2    this Section.
3    (c) A student may transfer from one attendance center to
4another attendance center within the district if the student is
5a victim of a violent crime as defined in Section 3 of the
6Rights of Crime Victims and Witnesses Act. The violent crime
7must have occurred on school grounds during regular school
8hours or during a school-sponsored event.
9    (d) (Blank). Transfers made pursuant to subsections (b) and
10(c) of this Section shall be made in compliance with the
11federal No Child Left Behind Act of 2001 (Public Law 107-110).
12(Source: P.A. 92-604, eff. 7-1-02; 93-633, eff. 12-23-03.)
13    (105 ILCS 5/2-3.25d rep.)
14    (105 ILCS 5/10-20.39 rep.)
15    (105 ILCS 5/21B-200 rep.)
16    (105 ILCS 5/34-3.5 rep.)
17    (105 ILCS 5/34-18.31 rep.)
18    Section 10. The School Code is amended by repealing
19Sections 2-3.25d, 10-20.39, 21B-200, 34-3.5, and 34-18.31.

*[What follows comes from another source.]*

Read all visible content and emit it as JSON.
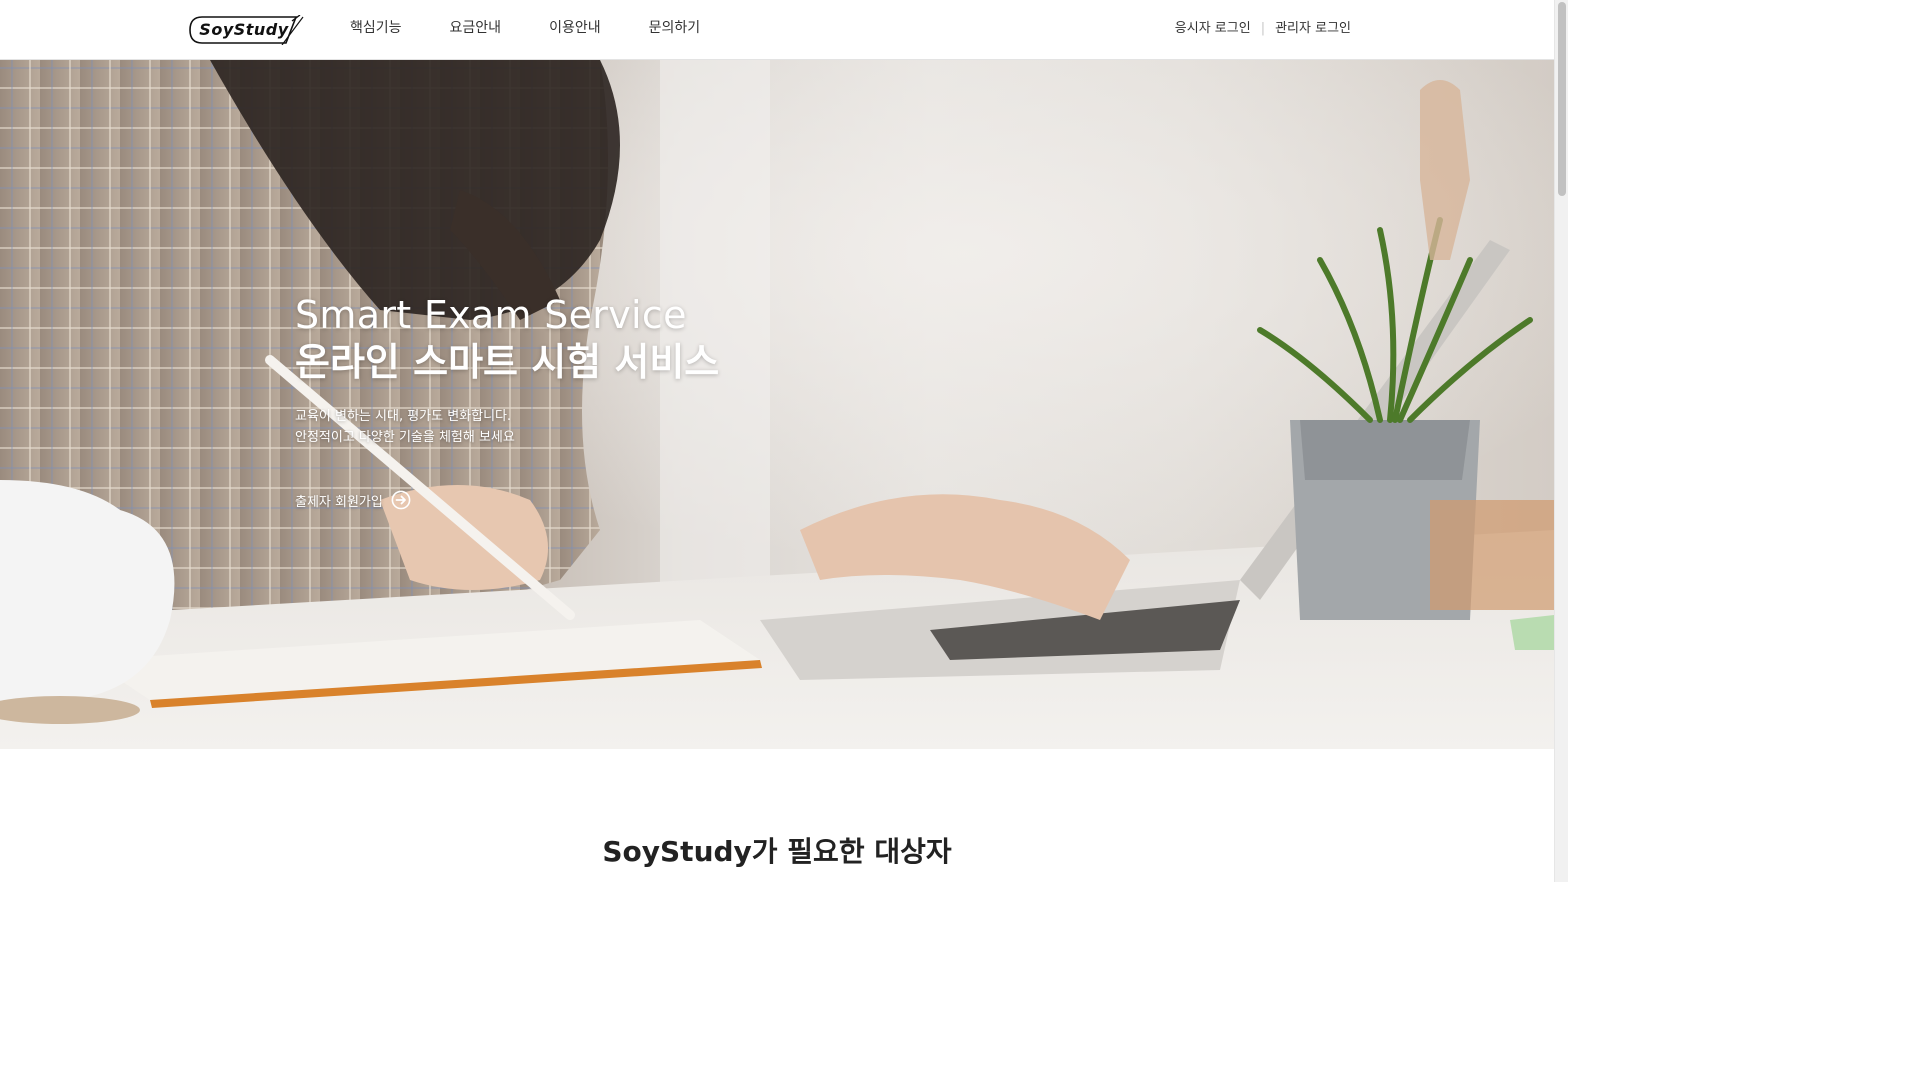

20    Section 99. Effective date. This Act takes effect upon
21becoming law.